The reasons for the decision to terminate the World News Connection are a bit obscure.  Producing it is not a drain on U.S. intelligence– the marginal costs of providing the additional feed to NTIS are close to zero.  (The total budget for open source intelligence was about $384 million in FY2012, according to classified budget records obtained by the Washington Post from Edward Snowden.)  However, the program is a headache for NTIS to manage, particularly since NTIS officials had to negotiate numerous contracts with media source providers to offer their products to the public.  But the large majority of that work has already been accomplished, and now it will be rendered useless.

Mary Webster of the Open Source Center had initially proposed to cancel the public information feed as of September 30, according to an NTIS official.  Then she was persuaded to grant a six month reprieve.  But in the end, a cut-off date of December 31, 2013 was set.

If that comes to pass, it will be a blow to researchers and proponents of public intelligence. The Federation of American Scientists had previously argued that the U.S. government should actually expand public access to open source intelligence by publishing all unclassified, uncopyrighted Open Source Center products.  (“Open Up Open Source Intelligence,” Secrecy News, August 24, 2011.)  Instead, even the current range of publications will no longer be systematically released.  (Only a small fraction of publicly unreleased OSC records ever seem to leak.)

Although the Open Source Center is managed by the Central Intelligence Agency, it is formally a component of the Office of the Director of National Intelligence.  Yet the move the terminate public access to OSC products seemed to catch the ODNI unawares.

“Obviously our attention is on a possible lapse in appropriations, but we are looking into this,” said an ODNI spokesman on September 30, just before the government shutdown.

“The information provided through NTIS makes an irreplaceable contribution to U.S. national security,” wrote Prof. Gary G. Sick of Columbia University in an October 1999 letter, in response to a previous proposal to curtail coverage in the World News Connection.

The World News Connection “informs us about other countries in ways that otherwise would be nearly impossible,” Dr. Sick wrote. “It costs virtually nothing in comparison with almost any other national security system. It is not as sexy as a bomber or a missile, but its contributions to national security can be attested to by generations of policy-makers. I was in the White House during the Iranian revolution and the hostage crisis, and my respect for the power of this information was born at that time. I often found it more helpful than the reams of classified material that came across my desk at the NSC.”

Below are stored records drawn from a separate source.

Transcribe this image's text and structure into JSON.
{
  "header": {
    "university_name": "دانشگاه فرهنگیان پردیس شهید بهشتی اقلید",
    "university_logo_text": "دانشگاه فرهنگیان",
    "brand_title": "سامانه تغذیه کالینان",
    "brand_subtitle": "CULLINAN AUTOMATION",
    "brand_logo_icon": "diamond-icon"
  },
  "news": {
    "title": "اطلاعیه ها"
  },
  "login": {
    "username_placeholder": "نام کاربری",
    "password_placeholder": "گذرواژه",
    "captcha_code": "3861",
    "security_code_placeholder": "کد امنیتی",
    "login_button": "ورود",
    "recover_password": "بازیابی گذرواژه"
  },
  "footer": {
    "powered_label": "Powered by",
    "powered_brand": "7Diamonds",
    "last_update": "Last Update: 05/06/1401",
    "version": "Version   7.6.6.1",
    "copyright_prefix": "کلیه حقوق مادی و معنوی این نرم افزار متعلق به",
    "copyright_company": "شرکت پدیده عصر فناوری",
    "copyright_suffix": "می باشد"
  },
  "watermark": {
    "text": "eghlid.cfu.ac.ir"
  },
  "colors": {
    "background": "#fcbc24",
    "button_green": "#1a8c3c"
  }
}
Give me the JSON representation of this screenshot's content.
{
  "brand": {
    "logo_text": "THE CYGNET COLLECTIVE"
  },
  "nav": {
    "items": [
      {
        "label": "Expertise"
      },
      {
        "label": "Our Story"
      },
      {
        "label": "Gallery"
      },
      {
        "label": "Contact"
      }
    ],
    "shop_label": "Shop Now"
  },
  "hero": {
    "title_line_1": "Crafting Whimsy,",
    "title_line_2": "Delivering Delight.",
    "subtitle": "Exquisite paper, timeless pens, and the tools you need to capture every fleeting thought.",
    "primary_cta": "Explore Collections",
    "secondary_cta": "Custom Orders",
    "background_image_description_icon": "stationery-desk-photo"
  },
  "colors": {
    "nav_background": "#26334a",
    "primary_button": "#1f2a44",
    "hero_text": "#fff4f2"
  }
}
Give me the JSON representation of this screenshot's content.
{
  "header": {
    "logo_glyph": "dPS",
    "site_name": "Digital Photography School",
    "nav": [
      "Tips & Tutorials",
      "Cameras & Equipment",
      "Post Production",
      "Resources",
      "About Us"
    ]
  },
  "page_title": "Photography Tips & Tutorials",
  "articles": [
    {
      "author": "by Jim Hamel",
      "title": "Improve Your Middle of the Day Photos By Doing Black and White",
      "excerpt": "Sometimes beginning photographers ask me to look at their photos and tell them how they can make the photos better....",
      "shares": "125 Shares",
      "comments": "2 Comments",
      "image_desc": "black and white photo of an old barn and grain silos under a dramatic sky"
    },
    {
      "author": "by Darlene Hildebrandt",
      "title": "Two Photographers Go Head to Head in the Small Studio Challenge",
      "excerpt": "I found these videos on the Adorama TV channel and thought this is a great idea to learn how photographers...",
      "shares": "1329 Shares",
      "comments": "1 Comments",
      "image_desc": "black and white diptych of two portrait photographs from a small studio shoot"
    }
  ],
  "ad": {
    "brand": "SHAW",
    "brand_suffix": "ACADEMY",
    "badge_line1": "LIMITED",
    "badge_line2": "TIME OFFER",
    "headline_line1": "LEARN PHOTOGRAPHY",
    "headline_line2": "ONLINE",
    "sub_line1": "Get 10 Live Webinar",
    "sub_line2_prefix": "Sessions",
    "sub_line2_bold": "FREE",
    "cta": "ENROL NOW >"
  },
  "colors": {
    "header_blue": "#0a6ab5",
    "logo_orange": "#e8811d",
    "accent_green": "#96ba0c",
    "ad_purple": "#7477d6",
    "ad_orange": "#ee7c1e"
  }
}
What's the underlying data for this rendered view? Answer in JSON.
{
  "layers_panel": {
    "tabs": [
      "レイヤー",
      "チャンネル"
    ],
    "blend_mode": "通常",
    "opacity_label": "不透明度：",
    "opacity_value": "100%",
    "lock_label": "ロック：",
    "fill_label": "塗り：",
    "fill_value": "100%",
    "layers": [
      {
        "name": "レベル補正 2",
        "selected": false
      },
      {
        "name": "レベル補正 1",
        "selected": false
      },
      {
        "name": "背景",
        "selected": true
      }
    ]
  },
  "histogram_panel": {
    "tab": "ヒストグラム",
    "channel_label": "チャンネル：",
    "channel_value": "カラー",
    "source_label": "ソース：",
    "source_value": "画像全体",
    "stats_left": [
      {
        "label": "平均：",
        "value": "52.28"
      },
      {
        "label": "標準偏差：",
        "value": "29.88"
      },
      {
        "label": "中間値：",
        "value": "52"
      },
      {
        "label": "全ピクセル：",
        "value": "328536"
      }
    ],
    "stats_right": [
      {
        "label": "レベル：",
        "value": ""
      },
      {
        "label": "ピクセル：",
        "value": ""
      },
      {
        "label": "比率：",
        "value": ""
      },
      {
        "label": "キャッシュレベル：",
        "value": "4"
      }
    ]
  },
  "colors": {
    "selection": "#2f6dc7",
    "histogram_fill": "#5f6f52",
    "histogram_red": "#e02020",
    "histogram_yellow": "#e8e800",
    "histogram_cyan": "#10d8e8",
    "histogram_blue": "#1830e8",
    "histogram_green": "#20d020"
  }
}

Resources on Manhattan Project, FOIA, FISA Reform

The Department of Energy has undertaken a new effort to publish information and documents concerning the Manhattan Project to develop the first atomic bomb. The effort will notably include “the entire thirty-six volume Manhattan District History. Many of the volumes have been declassified” and are now online. “The remaining classified volumes are being declassified with redactions, i.e., still classified terms, phrases, sentences, and paragraphs are removed and the remaining unclassified parts made available to the public. The volumes will be posted incrementally as review and processing is completed.”

The House Committee on Oversight and Government Reform, chaired by Rep. Darrell Issa, has issued a report on legislation to amend the Freedom of Information Act.  As detailed in the report, the pending House bill “amends FOIA to provide for more proactive disclosure of records, encourages enhanced agency compliance, and improves the FOIA process for both agencies and requesters.”

Critics of the Foreign Intelligence Surveillance Court, including some former Court members, have lately suggested that Court procedures could be improved if they allowed for an advocate to argue against the government’s applications for surveillance and to contest proposed changes in the Court’s interpretations of the law. This proposal was originally presented nearly twenty years ago by the late Kenneth C. Bass at a 1994 hearing of the House Intelligence Committee on “Amending the Foreign Intelligence Surveillance Act.”